• **Dataset records**
—————

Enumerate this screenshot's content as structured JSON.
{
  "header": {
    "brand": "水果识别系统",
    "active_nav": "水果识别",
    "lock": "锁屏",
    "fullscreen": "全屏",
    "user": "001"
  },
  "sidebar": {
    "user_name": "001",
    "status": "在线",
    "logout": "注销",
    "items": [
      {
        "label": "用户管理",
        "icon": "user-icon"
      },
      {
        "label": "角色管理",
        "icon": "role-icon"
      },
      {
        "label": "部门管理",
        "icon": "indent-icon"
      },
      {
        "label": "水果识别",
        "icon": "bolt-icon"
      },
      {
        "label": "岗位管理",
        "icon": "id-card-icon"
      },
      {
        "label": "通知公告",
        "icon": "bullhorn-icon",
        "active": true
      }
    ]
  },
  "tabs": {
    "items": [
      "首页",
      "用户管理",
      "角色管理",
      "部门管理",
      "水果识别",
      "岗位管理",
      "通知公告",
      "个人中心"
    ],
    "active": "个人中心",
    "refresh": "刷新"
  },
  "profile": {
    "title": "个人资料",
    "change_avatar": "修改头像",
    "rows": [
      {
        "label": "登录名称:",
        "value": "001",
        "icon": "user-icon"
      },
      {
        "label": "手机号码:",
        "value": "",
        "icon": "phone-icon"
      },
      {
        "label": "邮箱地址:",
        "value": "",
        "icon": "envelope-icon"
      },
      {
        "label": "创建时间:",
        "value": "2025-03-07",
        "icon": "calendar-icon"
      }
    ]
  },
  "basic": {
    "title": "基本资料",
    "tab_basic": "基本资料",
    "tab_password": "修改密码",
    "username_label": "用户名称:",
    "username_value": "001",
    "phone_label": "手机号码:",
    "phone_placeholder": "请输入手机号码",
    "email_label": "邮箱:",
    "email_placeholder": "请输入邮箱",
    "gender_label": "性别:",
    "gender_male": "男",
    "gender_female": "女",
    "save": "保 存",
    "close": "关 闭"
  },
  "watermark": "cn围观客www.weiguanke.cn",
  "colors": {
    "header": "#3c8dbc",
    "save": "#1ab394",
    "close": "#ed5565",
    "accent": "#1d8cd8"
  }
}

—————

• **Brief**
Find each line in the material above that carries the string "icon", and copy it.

• **Written response**
        "icon": "user-icon"
        "icon": "role-icon"
        "icon": "indent-icon"
        "icon": "bolt-icon"
        "icon": "id-card-icon"
        "icon": "bullhorn-icon",
        "icon": "user-icon"
        "icon": "phone-icon"
        "icon": "envelope-icon"
        "icon": "calendar-icon"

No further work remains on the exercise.